Market risk is a consequence of changes in prices on financial markets. Classically, they are calculated using the deviation of the standard rate of return. Value at Risk is defined as the loss of value of assets such that the probability of obtaining it will be equal to the accepted level of tolerance (usually a small-number close to zero). Value at risk is higher for longer periods and its value decreases with increasing confidence level (confidence and tolerance levels add up to 100%). Value at risk is calculated using the quantile of the distribution of the rate of return. One of the following approaches is usually used to estimate it:
- method of variance-covariance - Assumes a normal distribution of rates of return.
- historical simulation method - Consists in taking into account the past rates of return of a given financial instrument. For example, the rates of return from each subsequent day are taken into account and their empirical distribution is determined on their basis. The effectiveness of this method depends on changes in the value of rates. If this has not changed in the past, this method will be less effective.
- Monte Carlo method - It is characterized by the highest level of advancement. Experiences and results from previous empirical experiences are taken into account. Based on them, using the geometric Brownian motion, a hypothetical model of the formation of these feet is created. Next, a large number of simulations of the value of return rates is created and on their basis a quantile of the distribution of the rate of return is obtained, which in turn allows to obtain value-at-risk. (K. Jujuga 2007, p. 99-104)

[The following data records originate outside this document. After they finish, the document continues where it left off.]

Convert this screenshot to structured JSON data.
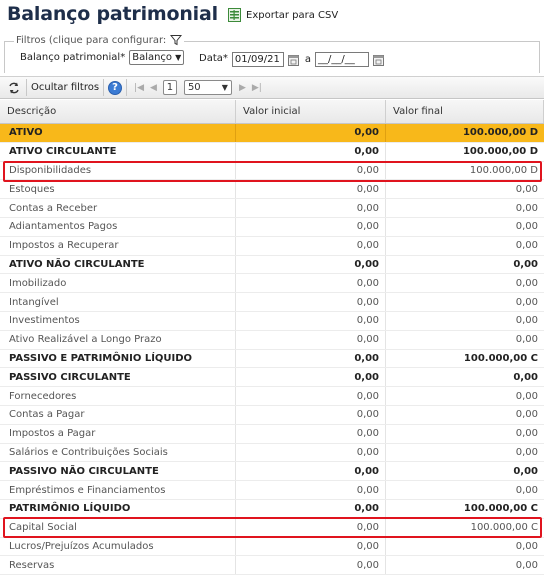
{
  "header": {
    "title": "Balanço patrimonial",
    "export_label": "Exportar para CSV"
  },
  "filters": {
    "legend": "Filtros (clique para configurar:",
    "report_label": "Balanço patrimonial*",
    "report_value": "Balanço",
    "date_label": "Data*",
    "date_from": "01/09/21",
    "date_sep": "a",
    "date_to": "__/__/__"
  },
  "toolbar": {
    "hide_filters_label": "Ocultar filtros",
    "help_glyph": "?",
    "page": "1",
    "page_size": "50"
  },
  "grid": {
    "columns": [
      "Descrição",
      "Valor inicial",
      "Valor final"
    ],
    "rows": [
      {
        "desc": "ATIVO",
        "ini": "0,00",
        "fin": "100.000,00 D",
        "style": "hl"
      },
      {
        "desc": "ATIVO CIRCULANTE",
        "ini": "0,00",
        "fin": "100.000,00 D",
        "style": "group"
      },
      {
        "desc": "Disponibilidades",
        "ini": "0,00",
        "fin": "100.000,00 D",
        "style": "normal"
      },
      {
        "desc": "Estoques",
        "ini": "0,00",
        "fin": "0,00",
        "style": "normal"
      },
      {
        "desc": "Contas a Receber",
        "ini": "0,00",
        "fin": "0,00",
        "style": "normal"
      },
      {
        "desc": "Adiantamentos Pagos",
        "ini": "0,00",
        "fin": "0,00",
        "style": "normal"
      },
      {
        "desc": "Impostos a Recuperar",
        "ini": "0,00",
        "fin": "0,00",
        "style": "normal"
      },
      {
        "desc": "ATIVO NÃO CIRCULANTE",
        "ini": "0,00",
        "fin": "0,00",
        "style": "group"
      },
      {
        "desc": "Imobilizado",
        "ini": "0,00",
        "fin": "0,00",
        "style": "normal"
      },
      {
        "desc": "Intangível",
        "ini": "0,00",
        "fin": "0,00",
        "style": "normal"
      },
      {
        "desc": "Investimentos",
        "ini": "0,00",
        "fin": "0,00",
        "style": "normal"
      },
      {
        "desc": "Ativo Realizável a Longo Prazo",
        "ini": "0,00",
        "fin": "0,00",
        "style": "normal"
      },
      {
        "desc": "PASSIVO E PATRIMÔNIO LÍQUIDO",
        "ini": "0,00",
        "fin": "100.000,00 C",
        "style": "group"
      },
      {
        "desc": "PASSIVO CIRCULANTE",
        "ini": "0,00",
        "fin": "0,00",
        "style": "group"
      },
      {
        "desc": "Fornecedores",
        "ini": "0,00",
        "fin": "0,00",
        "style": "normal"
      },
      {
        "desc": "Contas a Pagar",
        "ini": "0,00",
        "fin": "0,00",
        "style": "normal"
      },
      {
        "desc": "Impostos a Pagar",
        "ini": "0,00",
        "fin": "0,00",
        "style": "normal"
      },
      {
        "desc": "Salários e Contribuições Sociais",
        "ini": "0,00",
        "fin": "0,00",
        "style": "normal"
      },
      {
        "desc": "PASSIVO NÃO CIRCULANTE",
        "ini": "0,00",
        "fin": "0,00",
        "style": "group"
      },
      {
        "desc": "Empréstimos e Financiamentos",
        "ini": "0,00",
        "fin": "0,00",
        "style": "normal"
      },
      {
        "desc": "PATRIMÔNIO LÍQUIDO",
        "ini": "0,00",
        "fin": "100.000,00 C",
        "style": "group"
      },
      {
        "desc": "Capital Social",
        "ini": "0,00",
        "fin": "100.000,00 C",
        "style": "normal"
      },
      {
        "desc": "Lucros/Prejuízos Acumulados",
        "ini": "0,00",
        "fin": "0,00",
        "style": "normal"
      },
      {
        "desc": "Reservas",
        "ini": "0,00",
        "fin": "0,00",
        "style": "normal"
      }
    ]
  },
  "highlight_color": "#e0141e",
  "accent_row_color": "#f8b81a",
  "title_color": "#1e2e4a"
}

The Monte Carlo method in 12 steps
The Monte Carlo method is classified into the classes of simulation methods. The Monte Carlo simulation includes twelve steps:
- specification of the parameter being the basis for the measure of a given financial problem, e.g. profit, debt level or rate of return,
- building a financial model of the examined problem, using mathematical relationships between the most important variables, e.g. deterministic variables accepting only one value or random variables taking many values,
- determination of the appropriate probability distribution for each random variable,
- the probability distribution of each random variable must be transformed into a cumulative probability distribution,
- each value of a random variable must be assigned a corresponding random value,
- for each random number it must be possible to generate a random number,
- each random number must be assigned the appropriate value of a random variable,
- the appropriate value of the random variable, determined in the previous step, must be used to determine the basic measure of a given problem,
- the value determined in step 8 must be remembered,
- repeating steps 6-9 many times,
- the value of the basic measure saved from step 9 becomes the basis for determining its probability distribution and the cumulative probability distribution,
- the cumulative probability distribution created in step 11 must be analyzed, where the parameters of the descriptive statistics are determined (A. Chyliński 1999, p. 148-149).
The main problem of solving using these methods is to determine the probabilities of any events and expected values of random variables.
- Doucet, A., De Freitas, N., & Gordon, N. (2001). An introduction to sequential Monte Carlo methods. In Sequential Monte Carlo methods in practice (pp. 3-14). Springer, New York, NY.
- Robert, C. P. (2004). Monte carlo methods. John Wiley & Sons, Ltd.
- Hastings, W. K. (1970). Monte Carlo sampling methods using Markov chains and their applications. Biometrika, 57(1), 97-109.